Exercise instructions: Exact copy, no pictures: return all the data below as written.

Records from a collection
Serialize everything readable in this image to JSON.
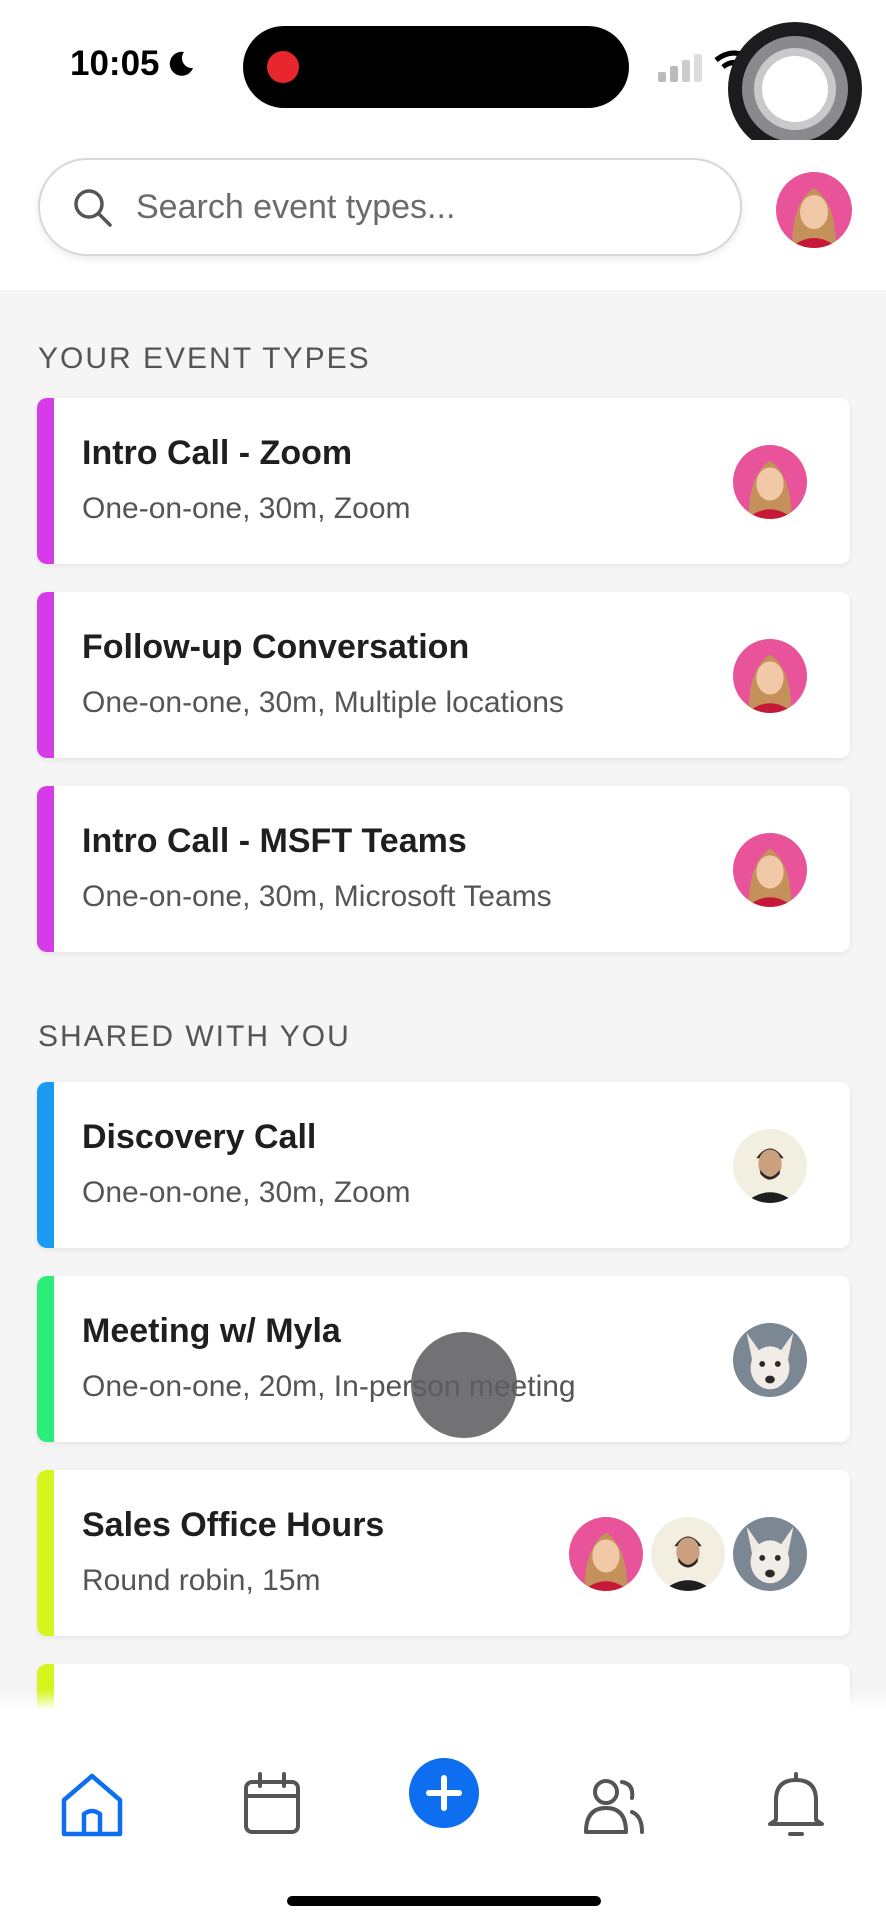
{
  "status_bar": {
    "time": "10:05"
  },
  "search": {
    "placeholder": "Search event types..."
  },
  "colors": {
    "magenta": "#d63be8",
    "blue": "#1a9af0",
    "green": "#2ded7a",
    "lime": "#d4f51d",
    "accent": "#0d6ef0"
  },
  "sections": {
    "your_event_types": "YOUR EVENT TYPES",
    "shared_with_you": "SHARED WITH YOU"
  },
  "your_events": [
    {
      "title": "Intro Call - Zoom",
      "subtitle": "One-on-one, 30m, Zoom"
    },
    {
      "title": "Follow-up Conversation",
      "subtitle": "One-on-one, 30m, Multiple locations"
    },
    {
      "title": "Intro Call - MSFT Teams",
      "subtitle": "One-on-one, 30m, Microsoft Teams"
    }
  ],
  "shared_events": [
    {
      "title": "Discovery Call",
      "subtitle": "One-on-one, 30m, Zoom"
    },
    {
      "title": "Meeting w/ Myla",
      "subtitle": "One-on-one, 20m, In-person meeting"
    },
    {
      "title": "Sales Office Hours",
      "subtitle": "Round robin, 15m"
    }
  ],
  "tab_bar": {
    "items": [
      "home-icon",
      "calendar-icon",
      "add-icon",
      "people-icon",
      "bell-icon"
    ],
    "active": "home-icon"
  }
}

Solution for this task:
Serialize everything readable in this image to JSON.
{
  "status_bar": {
    "time": "10:05"
  },
  "search": {
    "placeholder": "Search event types..."
  },
  "colors": {
    "magenta": "#d63be8",
    "blue": "#1a9af0",
    "green": "#2ded7a",
    "lime": "#d4f51d",
    "accent": "#0d6ef0"
  },
  "sections": {
    "your_event_types": "YOUR EVENT TYPES",
    "shared_with_you": "SHARED WITH YOU"
  },
  "your_events": [
    {
      "title": "Intro Call - Zoom",
      "subtitle": "One-on-one, 30m, Zoom"
    },
    {
      "title": "Follow-up Conversation",
      "subtitle": "One-on-one, 30m, Multiple locations"
    },
    {
      "title": "Intro Call - MSFT Teams",
      "subtitle": "One-on-one, 30m, Microsoft Teams"
    }
  ],
  "shared_events": [
    {
      "title": "Discovery Call",
      "subtitle": "One-on-one, 30m, Zoom"
    },
    {
      "title": "Meeting w/ Myla",
      "subtitle": "One-on-one, 20m, In-person meeting"
    },
    {
      "title": "Sales Office Hours",
      "subtitle": "Round robin, 15m"
    }
  ],
  "tab_bar": {
    "items": [
      "home-icon",
      "calendar-icon",
      "add-icon",
      "people-icon",
      "bell-icon"
    ],
    "active": "home-icon"
  }
}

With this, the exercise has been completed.